Your objective » The records sit below. Return every line in them that holds the word "dragon".

Input material »
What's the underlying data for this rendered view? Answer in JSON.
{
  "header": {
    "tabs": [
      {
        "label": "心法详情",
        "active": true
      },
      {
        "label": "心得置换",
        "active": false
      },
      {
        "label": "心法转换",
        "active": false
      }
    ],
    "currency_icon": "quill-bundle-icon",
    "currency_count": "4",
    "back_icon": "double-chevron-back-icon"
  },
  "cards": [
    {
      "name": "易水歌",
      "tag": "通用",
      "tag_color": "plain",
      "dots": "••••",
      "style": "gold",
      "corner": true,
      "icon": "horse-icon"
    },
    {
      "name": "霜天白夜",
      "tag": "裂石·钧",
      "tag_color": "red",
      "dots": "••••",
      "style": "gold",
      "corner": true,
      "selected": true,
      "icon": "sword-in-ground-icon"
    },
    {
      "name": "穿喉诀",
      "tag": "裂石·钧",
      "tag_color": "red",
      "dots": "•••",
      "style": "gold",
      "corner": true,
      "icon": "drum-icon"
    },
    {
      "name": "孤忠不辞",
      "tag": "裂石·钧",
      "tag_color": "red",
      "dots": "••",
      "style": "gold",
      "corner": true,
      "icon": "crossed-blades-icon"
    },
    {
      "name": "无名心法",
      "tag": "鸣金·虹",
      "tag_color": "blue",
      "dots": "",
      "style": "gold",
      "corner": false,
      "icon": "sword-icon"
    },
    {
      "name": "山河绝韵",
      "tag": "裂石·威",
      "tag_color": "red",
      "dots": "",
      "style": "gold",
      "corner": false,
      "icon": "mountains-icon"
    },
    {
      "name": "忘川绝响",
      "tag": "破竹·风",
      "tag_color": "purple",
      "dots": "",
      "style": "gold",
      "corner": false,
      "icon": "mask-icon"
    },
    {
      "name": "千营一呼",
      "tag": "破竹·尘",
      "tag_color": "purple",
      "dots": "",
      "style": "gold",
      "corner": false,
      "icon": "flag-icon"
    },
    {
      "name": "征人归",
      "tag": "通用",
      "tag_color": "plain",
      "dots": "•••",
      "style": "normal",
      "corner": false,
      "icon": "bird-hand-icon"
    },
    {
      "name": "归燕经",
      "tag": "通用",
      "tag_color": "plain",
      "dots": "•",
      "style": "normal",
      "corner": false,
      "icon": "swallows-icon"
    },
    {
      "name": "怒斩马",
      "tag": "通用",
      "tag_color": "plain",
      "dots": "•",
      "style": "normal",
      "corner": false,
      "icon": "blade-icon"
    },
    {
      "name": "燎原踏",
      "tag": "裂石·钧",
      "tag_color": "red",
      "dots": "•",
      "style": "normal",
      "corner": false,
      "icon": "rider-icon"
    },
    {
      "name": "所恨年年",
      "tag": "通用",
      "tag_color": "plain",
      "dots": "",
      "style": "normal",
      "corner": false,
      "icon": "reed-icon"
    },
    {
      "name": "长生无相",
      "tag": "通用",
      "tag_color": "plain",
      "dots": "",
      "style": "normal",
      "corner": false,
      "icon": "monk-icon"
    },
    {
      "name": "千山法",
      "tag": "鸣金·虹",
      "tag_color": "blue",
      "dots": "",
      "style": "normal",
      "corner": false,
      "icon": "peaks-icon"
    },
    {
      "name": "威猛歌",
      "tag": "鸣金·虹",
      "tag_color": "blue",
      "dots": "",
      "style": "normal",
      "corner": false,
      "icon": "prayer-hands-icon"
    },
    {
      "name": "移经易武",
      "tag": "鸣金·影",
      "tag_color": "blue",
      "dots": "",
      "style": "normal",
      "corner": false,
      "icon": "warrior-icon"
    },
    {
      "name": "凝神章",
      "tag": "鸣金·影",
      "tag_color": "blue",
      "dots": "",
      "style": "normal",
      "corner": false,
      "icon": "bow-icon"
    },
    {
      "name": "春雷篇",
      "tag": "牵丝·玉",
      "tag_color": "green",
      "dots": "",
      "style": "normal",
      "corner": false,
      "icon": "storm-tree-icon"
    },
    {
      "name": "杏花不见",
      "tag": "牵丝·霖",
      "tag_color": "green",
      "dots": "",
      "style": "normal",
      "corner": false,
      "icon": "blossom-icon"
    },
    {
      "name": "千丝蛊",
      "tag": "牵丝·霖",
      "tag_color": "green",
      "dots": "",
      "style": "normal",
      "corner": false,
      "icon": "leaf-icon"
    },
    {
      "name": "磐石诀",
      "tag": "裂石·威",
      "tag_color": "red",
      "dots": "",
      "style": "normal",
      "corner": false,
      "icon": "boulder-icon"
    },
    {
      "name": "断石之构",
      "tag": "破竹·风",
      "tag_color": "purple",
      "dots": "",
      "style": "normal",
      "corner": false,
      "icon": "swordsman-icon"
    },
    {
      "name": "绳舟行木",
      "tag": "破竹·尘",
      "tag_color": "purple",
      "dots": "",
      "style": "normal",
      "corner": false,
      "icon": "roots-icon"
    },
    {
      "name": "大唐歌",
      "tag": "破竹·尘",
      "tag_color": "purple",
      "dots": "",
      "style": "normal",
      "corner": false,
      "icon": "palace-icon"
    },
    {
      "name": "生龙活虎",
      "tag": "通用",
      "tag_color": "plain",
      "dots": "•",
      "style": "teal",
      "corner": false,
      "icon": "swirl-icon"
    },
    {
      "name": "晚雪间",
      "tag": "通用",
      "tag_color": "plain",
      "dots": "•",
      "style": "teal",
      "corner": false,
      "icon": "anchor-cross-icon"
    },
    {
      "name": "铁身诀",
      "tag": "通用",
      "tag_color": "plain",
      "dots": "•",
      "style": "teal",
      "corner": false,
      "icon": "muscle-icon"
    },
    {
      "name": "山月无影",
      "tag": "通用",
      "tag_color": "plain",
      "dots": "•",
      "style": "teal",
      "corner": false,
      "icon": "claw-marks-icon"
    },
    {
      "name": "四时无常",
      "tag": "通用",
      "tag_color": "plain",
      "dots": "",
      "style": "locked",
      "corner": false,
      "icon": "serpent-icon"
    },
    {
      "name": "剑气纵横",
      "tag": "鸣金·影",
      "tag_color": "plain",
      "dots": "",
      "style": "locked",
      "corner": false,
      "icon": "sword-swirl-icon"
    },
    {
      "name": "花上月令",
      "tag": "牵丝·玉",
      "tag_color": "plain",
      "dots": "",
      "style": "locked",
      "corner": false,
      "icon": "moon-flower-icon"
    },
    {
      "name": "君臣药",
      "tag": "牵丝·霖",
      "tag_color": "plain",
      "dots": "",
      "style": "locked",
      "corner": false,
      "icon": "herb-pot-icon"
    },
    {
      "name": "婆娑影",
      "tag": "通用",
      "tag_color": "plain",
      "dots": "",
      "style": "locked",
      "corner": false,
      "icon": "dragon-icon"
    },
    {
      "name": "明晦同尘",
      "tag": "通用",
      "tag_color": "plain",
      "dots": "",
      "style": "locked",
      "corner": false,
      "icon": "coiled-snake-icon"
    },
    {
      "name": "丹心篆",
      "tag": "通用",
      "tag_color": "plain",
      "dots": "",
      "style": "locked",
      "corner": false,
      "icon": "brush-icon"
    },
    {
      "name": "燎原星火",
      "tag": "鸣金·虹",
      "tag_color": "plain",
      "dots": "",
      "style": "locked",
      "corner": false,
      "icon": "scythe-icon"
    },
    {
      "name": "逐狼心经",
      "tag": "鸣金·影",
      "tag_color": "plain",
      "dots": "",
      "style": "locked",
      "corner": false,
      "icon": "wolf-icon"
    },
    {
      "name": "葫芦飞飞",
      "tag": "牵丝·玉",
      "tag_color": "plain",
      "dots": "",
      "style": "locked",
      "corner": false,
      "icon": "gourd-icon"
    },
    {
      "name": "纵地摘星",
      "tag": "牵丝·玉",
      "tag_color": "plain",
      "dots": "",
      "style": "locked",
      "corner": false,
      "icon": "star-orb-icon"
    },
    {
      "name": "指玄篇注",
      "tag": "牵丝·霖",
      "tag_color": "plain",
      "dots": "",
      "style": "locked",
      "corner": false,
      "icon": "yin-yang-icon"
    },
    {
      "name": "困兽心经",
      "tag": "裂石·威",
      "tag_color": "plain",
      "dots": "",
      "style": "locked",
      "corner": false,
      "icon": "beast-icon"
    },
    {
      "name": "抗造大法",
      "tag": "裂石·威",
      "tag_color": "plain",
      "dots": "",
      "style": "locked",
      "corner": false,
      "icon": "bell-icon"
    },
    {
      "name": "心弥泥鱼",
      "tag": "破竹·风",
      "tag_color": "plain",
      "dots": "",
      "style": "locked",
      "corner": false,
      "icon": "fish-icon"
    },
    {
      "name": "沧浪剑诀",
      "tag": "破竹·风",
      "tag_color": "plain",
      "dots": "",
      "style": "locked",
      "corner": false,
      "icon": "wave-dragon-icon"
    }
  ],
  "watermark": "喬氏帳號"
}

Solution to this task »
      "icon": "dragon-icon"
      "icon": "wave-dragon-icon"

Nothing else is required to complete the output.